#### [RECORD EXTRACTS]
_ _ _ _

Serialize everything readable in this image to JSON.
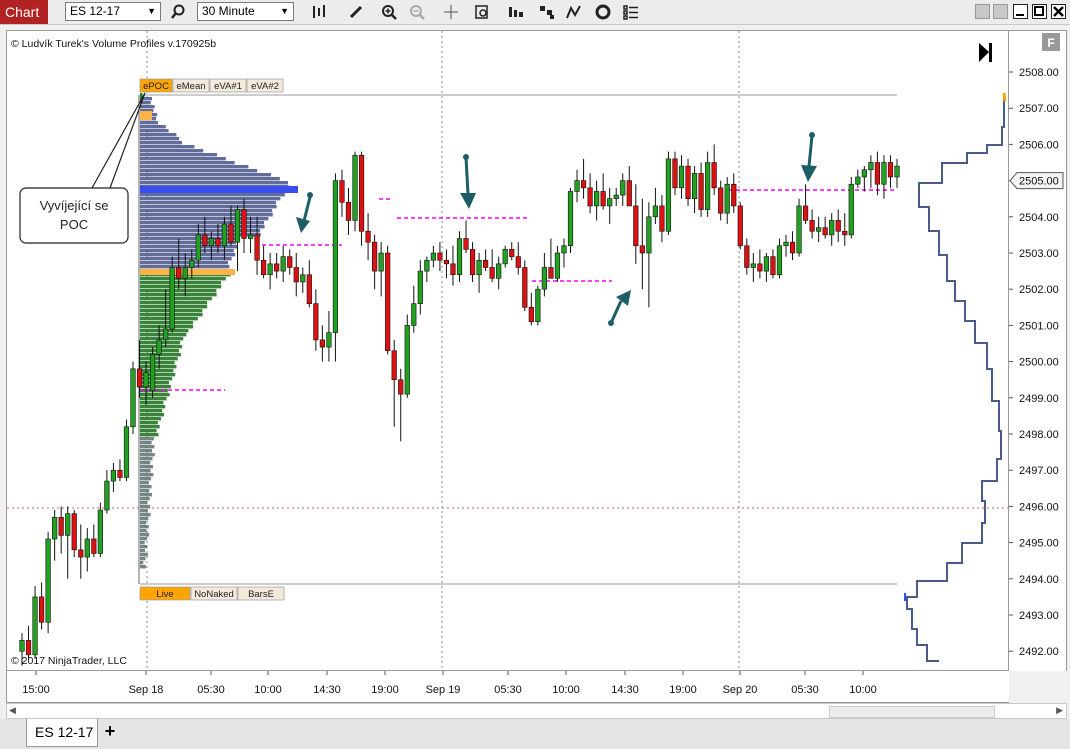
{
  "window": {
    "title": "Chart"
  },
  "toolbar": {
    "instrument": "ES 12-17",
    "interval": "30 Minute"
  },
  "indicator_label": "© Ludvík Turek's Volume Profiles v.170925b",
  "copyright": "© 2017 NinjaTrader, LLC",
  "profile_buttons_top": [
    "ePOC",
    "eMean",
    "eVA#1",
    "eVA#2"
  ],
  "profile_buttons_bottom": [
    "Live",
    "NoNaked",
    "BarsE"
  ],
  "annotation": {
    "line1": "Vyvíjející se",
    "line2": "POC"
  },
  "price_axis": {
    "labels": [
      "2508.00",
      "2507.00",
      "2506.00",
      "2505.00",
      "2504.00",
      "2503.00",
      "2502.00",
      "2501.00",
      "2500.00",
      "2499.00",
      "2498.00",
      "2497.00",
      "2496.00",
      "2495.00",
      "2494.00",
      "2493.00",
      "2492.00"
    ],
    "current_price": "2505.00"
  },
  "time_axis": {
    "labels": [
      "15:00",
      "Sep 18",
      "05:30",
      "10:00",
      "14:30",
      "19:00",
      "Sep 19",
      "05:30",
      "10:00",
      "14:30",
      "19:00",
      "Sep 20",
      "05:30",
      "10:00"
    ]
  },
  "tabs": [
    {
      "label": "ES 12-17"
    }
  ],
  "add_tab": "+",
  "f_button": "F",
  "colors": {
    "up": "#22a022",
    "down": "#dd1111",
    "poc": "#ff00ff",
    "profile_va": "#5a6496",
    "profile_green": "#2e7d2e",
    "profile_gray": "#6e7e7e",
    "poc_bar": "#3a4ef0",
    "title_bg": "#b22222"
  }
}
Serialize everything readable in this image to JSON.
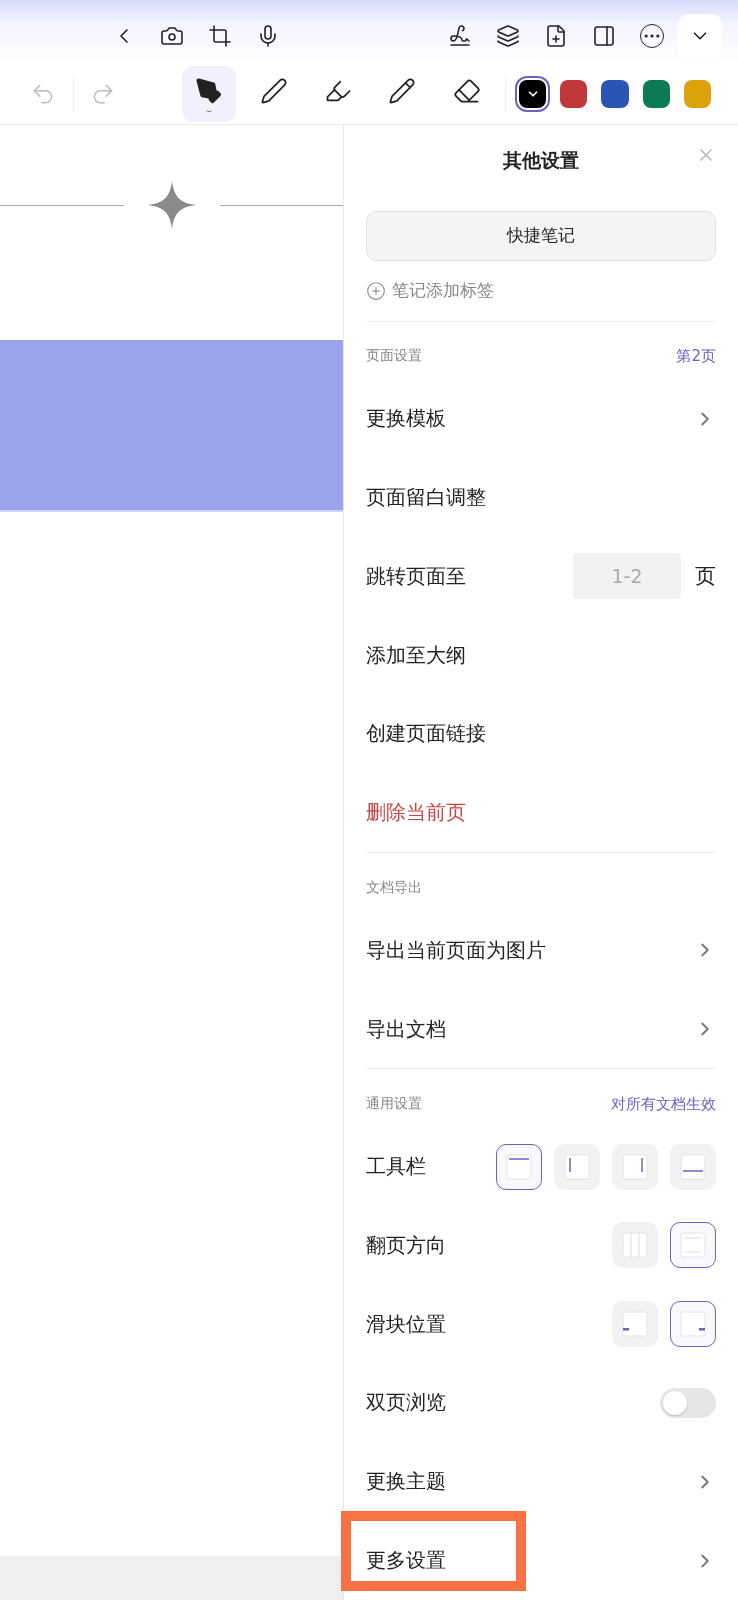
{
  "toolbar": {
    "tools": [
      {
        "kind": "fountain-pen",
        "selected": true
      },
      {
        "kind": "pen",
        "selected": false
      },
      {
        "kind": "highlighter",
        "selected": false
      },
      {
        "kind": "pencil",
        "selected": false
      },
      {
        "kind": "eraser",
        "selected": false
      }
    ],
    "colors": [
      {
        "color": "#000000",
        "selected": true
      },
      {
        "color": "#c0373a",
        "selected": false
      },
      {
        "color": "#2b55b5",
        "selected": false
      },
      {
        "color": "#0c7a52",
        "selected": false
      },
      {
        "color": "#dca20e",
        "selected": false
      }
    ]
  },
  "panel": {
    "title": "其他设置",
    "quick_note_button": "快捷笔记",
    "add_tag": "笔记添加标签",
    "sections": [
      {
        "title": "页面设置",
        "note": "第2页",
        "rows": [
          {
            "kind": "nav",
            "label": "更换模板"
          },
          {
            "kind": "plain",
            "label": "页面留白调整"
          },
          {
            "kind": "page-input",
            "label": "跳转页面至",
            "placeholder": "1-2",
            "unit": "页"
          },
          {
            "kind": "plain",
            "label": "添加至大纲"
          },
          {
            "kind": "plain",
            "label": "创建页面链接"
          },
          {
            "kind": "danger",
            "label": "删除当前页"
          }
        ]
      },
      {
        "title": "文档导出",
        "rows": [
          {
            "kind": "nav",
            "label": "导出当前页面为图片"
          },
          {
            "kind": "nav",
            "label": "导出文档"
          }
        ]
      },
      {
        "title": "通用设置",
        "note": "对所有文档生效",
        "rows": [
          {
            "kind": "options",
            "label": "工具栏",
            "options": [
              {
                "kind": "top",
                "selected": true
              },
              {
                "kind": "left",
                "selected": false
              },
              {
                "kind": "right",
                "selected": false
              },
              {
                "kind": "bottom",
                "selected": false
              }
            ]
          },
          {
            "kind": "options",
            "label": "翻页方向",
            "options": [
              {
                "kind": "horizontal",
                "selected": false
              },
              {
                "kind": "vertical",
                "selected": true
              }
            ]
          },
          {
            "kind": "options",
            "label": "滑块位置",
            "options": [
              {
                "kind": "slider-left",
                "selected": false
              },
              {
                "kind": "slider-right",
                "selected": true
              }
            ]
          },
          {
            "kind": "switch",
            "label": "双页浏览",
            "on": false
          },
          {
            "kind": "nav",
            "label": "更换主题"
          },
          {
            "kind": "nav",
            "label": "更多设置",
            "highlighted": true
          }
        ]
      }
    ]
  }
}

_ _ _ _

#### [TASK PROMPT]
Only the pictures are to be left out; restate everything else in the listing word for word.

#### [TASK RESPONSE]
Serialize everything readable in this image to JSON.
{
  "window": {
    "title": "Chart"
  },
  "toolbar": {
    "instrument": "ES 12-17",
    "interval": "30 Minute"
  },
  "indicator_label": "© Ludvík Turek's Volume Profiles v.170925b",
  "copyright": "© 2017 NinjaTrader, LLC",
  "profile_buttons_top": [
    "ePOC",
    "eMean",
    "eVA#1",
    "eVA#2"
  ],
  "profile_buttons_bottom": [
    "Live",
    "NoNaked",
    "BarsE"
  ],
  "annotation": {
    "line1": "Vyvíjející se",
    "line2": "POC"
  },
  "price_axis": {
    "labels": [
      "2508.00",
      "2507.00",
      "2506.00",
      "2505.00",
      "2504.00",
      "2503.00",
      "2502.00",
      "2501.00",
      "2500.00",
      "2499.00",
      "2498.00",
      "2497.00",
      "2496.00",
      "2495.00",
      "2494.00",
      "2493.00",
      "2492.00"
    ],
    "current_price": "2505.00"
  },
  "time_axis": {
    "labels": [
      "15:00",
      "Sep 18",
      "05:30",
      "10:00",
      "14:30",
      "19:00",
      "Sep 19",
      "05:30",
      "10:00",
      "14:30",
      "19:00",
      "Sep 20",
      "05:30",
      "10:00"
    ]
  },
  "tabs": [
    {
      "label": "ES 12-17"
    }
  ],
  "add_tab": "+",
  "f_button": "F",
  "colors": {
    "up": "#22a022",
    "down": "#dd1111",
    "poc": "#ff00ff",
    "profile_va": "#5a6496",
    "profile_green": "#2e7d2e",
    "profile_gray": "#6e7e7e",
    "poc_bar": "#3a4ef0",
    "title_bg": "#b22222"
  }
}
Serialize everything readable in this image to JSON.
{
  "toolbar": {
    "tools": [
      {
        "kind": "fountain-pen",
        "selected": true
      },
      {
        "kind": "pen",
        "selected": false
      },
      {
        "kind": "highlighter",
        "selected": false
      },
      {
        "kind": "pencil",
        "selected": false
      },
      {
        "kind": "eraser",
        "selected": false
      }
    ],
    "colors": [
      {
        "color": "#000000",
        "selected": true
      },
      {
        "color": "#c0373a",
        "selected": false
      },
      {
        "color": "#2b55b5",
        "selected": false
      },
      {
        "color": "#0c7a52",
        "selected": false
      },
      {
        "color": "#dca20e",
        "selected": false
      }
    ]
  },
  "panel": {
    "title": "其他设置",
    "quick_note_button": "快捷笔记",
    "add_tag": "笔记添加标签",
    "sections": [
      {
        "title": "页面设置",
        "note": "第2页",
        "rows": [
          {
            "kind": "nav",
            "label": "更换模板"
          },
          {
            "kind": "plain",
            "label": "页面留白调整"
          },
          {
            "kind": "page-input",
            "label": "跳转页面至",
            "placeholder": "1-2",
            "unit": "页"
          },
          {
            "kind": "plain",
            "label": "添加至大纲"
          },
          {
            "kind": "plain",
            "label": "创建页面链接"
          },
          {
            "kind": "danger",
            "label": "删除当前页"
          }
        ]
      },
      {
        "title": "文档导出",
        "rows": [
          {
            "kind": "nav",
            "label": "导出当前页面为图片"
          },
          {
            "kind": "nav",
            "label": "导出文档"
          }
        ]
      },
      {
        "title": "通用设置",
        "note": "对所有文档生效",
        "rows": [
          {
            "kind": "options",
            "label": "工具栏",
            "options": [
              {
                "kind": "top",
                "selected": true
              },
              {
                "kind": "left",
                "selected": false
              },
              {
                "kind": "right",
                "selected": false
              },
              {
                "kind": "bottom",
                "selected": false
              }
            ]
          },
          {
            "kind": "options",
            "label": "翻页方向",
            "options": [
              {
                "kind": "horizontal",
                "selected": false
              },
              {
                "kind": "vertical",
                "selected": true
              }
            ]
          },
          {
            "kind": "options",
            "label": "滑块位置",
            "options": [
              {
                "kind": "slider-left",
                "selected": false
              },
              {
                "kind": "slider-right",
                "selected": true
              }
            ]
          },
          {
            "kind": "switch",
            "label": "双页浏览",
            "on": false
          },
          {
            "kind": "nav",
            "label": "更换主题"
          },
          {
            "kind": "nav",
            "label": "更多设置",
            "highlighted": true
          }
        ]
      }
    ]
  }
}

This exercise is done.